Last year was a record year of reading books for me. Devouring 52 of them was an unintended consequence of Covid-19. As such, I wanted to write about the fiction books I enjoyed the most for today’s post on TSOG.
First of all, these books were not published in 2020. I simply happened to discover and read them last year. They are new to me.
Secondly, I will do my best not to give away any spoilers.
1. On Earth We’re Briefly Gorgeous by Ocean Vuong
This book was recommended to me by a friend whose taste in such matters is deeply trustworthy, and of course, it has become my favorite work of fiction of 2020. This novel is as much a semi-autobiographical coming-of-age story as it is a poetic tour-de-force. Vuong’s writing is lyrical and full of emotional depth. Themes of queer adolescence and self-discovery, healing from a family’s post-war trauma in Vietnam, and the uphill climb of being a family of immigrants in America are intricately woven into this delicate and haunting narrative. The world through Vuong’s eyes is not rose-tinged, but with such tenderness and vulnerability, it is absolutely gorgeous nonetheless.
2. A View Across Rooftops by Suzanne Kelman
By now, I have read numerous books about the holocaust of Nazi Germany during World War II. This particular story takes places during the Nazi occupation of Amsterdam during the war. Kelman is adept at creating characters who I wanted to cheer on as I kept reading. Its protagonist, Professor Josef Held, decides to hide one of his Jewish students in his attic to protect him from getting killed. This decision sets off a tense and gripping page-turner of a book. When we explore the human capacity for compassion in moments of grave danger, we get fantastic stories like this one. The view from inside this novel’s pages is well worth seeing.
3. Giovanni’s Room by James Baldwin
I am new to the world of James Baldwin, but I see why his books and talent are revered all over the world. This novel details the complexities and challenges of two men in love at a time when such a thing could never be admissible. The heart of this novel lies in the subtext of its dialogue and in its quiet moments in which anguished silences betray all that is unspoken. It is a masterful gift to convey something deeply meaningful without actually saying it. Baldwin’s prose is a flow of tension and emotion that we feel, and in this story, the feeling is everything.

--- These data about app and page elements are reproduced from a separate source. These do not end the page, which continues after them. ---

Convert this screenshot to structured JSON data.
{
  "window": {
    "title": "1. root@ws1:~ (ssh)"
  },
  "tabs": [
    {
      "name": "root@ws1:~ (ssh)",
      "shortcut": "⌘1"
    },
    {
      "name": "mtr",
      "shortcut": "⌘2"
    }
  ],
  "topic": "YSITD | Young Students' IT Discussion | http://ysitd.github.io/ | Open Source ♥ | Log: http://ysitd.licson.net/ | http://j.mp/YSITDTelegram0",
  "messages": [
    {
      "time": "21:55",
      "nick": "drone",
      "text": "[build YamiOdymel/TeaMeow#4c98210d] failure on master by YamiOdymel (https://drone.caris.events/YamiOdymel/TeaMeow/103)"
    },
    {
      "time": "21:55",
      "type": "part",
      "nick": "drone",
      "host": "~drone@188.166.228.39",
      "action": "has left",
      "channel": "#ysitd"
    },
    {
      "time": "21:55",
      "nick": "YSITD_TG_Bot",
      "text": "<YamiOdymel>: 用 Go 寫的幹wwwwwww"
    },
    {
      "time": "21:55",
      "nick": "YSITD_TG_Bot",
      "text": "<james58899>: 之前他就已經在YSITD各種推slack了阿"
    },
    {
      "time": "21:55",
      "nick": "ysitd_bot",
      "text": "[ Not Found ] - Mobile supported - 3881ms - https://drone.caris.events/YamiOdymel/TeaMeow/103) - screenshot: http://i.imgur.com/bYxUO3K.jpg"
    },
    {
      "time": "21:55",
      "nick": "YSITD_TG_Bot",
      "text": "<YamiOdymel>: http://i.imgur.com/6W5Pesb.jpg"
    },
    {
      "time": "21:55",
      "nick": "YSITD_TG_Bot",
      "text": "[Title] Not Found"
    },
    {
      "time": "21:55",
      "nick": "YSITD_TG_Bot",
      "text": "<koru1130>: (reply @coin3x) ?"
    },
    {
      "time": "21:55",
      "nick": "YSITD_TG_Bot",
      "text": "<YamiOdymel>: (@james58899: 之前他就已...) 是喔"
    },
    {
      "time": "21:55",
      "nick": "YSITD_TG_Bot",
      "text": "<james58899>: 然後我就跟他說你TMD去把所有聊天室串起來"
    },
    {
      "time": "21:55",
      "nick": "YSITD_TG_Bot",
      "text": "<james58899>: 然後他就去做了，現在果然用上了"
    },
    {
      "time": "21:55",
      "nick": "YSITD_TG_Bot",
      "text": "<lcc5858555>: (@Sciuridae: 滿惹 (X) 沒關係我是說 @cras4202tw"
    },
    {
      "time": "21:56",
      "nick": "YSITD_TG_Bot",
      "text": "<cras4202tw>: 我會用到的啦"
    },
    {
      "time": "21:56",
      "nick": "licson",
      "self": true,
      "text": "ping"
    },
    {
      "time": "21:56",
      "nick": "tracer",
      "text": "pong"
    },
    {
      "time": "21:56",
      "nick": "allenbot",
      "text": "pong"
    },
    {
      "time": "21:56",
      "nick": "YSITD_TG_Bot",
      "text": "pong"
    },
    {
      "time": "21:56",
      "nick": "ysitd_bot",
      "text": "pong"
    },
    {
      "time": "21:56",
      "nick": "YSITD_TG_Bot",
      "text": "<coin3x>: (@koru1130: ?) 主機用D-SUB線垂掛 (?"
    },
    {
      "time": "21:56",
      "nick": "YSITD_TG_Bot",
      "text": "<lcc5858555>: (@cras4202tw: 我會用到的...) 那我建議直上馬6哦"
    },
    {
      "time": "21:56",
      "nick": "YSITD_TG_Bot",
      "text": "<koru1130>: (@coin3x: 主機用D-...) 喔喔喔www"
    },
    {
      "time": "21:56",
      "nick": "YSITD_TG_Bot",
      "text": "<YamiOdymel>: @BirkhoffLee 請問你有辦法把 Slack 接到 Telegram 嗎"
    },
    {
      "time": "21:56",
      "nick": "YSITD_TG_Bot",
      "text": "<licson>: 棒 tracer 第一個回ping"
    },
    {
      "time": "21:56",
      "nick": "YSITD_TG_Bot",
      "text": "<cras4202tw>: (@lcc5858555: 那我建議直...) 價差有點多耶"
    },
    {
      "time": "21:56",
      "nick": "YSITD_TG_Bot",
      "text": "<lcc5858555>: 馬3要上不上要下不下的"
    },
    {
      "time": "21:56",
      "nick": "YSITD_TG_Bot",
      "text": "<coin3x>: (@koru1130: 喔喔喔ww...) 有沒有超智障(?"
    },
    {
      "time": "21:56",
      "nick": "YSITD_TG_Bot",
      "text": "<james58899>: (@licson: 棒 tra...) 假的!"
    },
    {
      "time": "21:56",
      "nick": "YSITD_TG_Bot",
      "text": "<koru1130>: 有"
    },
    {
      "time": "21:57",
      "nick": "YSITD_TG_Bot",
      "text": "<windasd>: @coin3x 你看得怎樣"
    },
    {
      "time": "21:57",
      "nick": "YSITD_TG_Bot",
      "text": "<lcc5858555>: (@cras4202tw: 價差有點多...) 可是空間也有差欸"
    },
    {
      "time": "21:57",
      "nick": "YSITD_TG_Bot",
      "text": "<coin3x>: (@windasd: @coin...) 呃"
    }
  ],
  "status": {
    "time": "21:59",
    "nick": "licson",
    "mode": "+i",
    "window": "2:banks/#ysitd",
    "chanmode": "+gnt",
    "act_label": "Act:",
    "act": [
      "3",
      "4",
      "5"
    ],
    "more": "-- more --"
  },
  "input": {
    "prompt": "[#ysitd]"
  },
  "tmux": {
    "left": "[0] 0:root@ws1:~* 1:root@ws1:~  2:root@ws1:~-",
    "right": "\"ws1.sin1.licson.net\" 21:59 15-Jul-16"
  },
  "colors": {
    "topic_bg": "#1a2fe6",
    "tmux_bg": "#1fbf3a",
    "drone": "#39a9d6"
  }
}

4. The Wind-up Bird Chronicle by Haruki Murakami
I have heard of this author a few times, and I’ve been curious about the genre called magical realism for a while. I started reading with an open mind, and this book felt a lot like falling through the rabbit hole in Alice in Wonderland. The book’s protagonist is reluctantly thrust into an odyssey of a world that is hidden in plane sight. I could describe it as quirky, unique, and unconventional, but these adjectives fall short of the truth. It is a psychological mind fuck—in a good way, but not quite in a pleasurable way either. There is trickery, thievery, and tiny moments of whimsy that give this book a fullness of life—with the continuous sensation of the unexpected lurking just around every corner. It makes for a bewildering and wide-eyed reading experience. Murakami’s voice is staggeringly and stubbornly one that follows its own offbeat rhythm. The journey along this novel’s pages is unlike any other.
5. The Night Tiger by Yangsze Choo
What I loved about this novel was how it cleverly wove haunting folklore, mysticism, and a story of human struggle together so completely. The pacing never lagged for an instant, and it felt adventurous and suspenseful. At its core, this novel presents a search for identity and belonging. It features complex characters who are forging their own way through life despite immense obstacles. The scenic backdrop of sleepy villages and farming towns of rural Malaysia give its story a richness and charm that make this novel all the more enchanting.
I hope you enjoyed checking my top fiction books from 2020. Check back next Sunday when I kick off my new series of Roqué’s Sunday Book Reviews.
Happy reading to you all!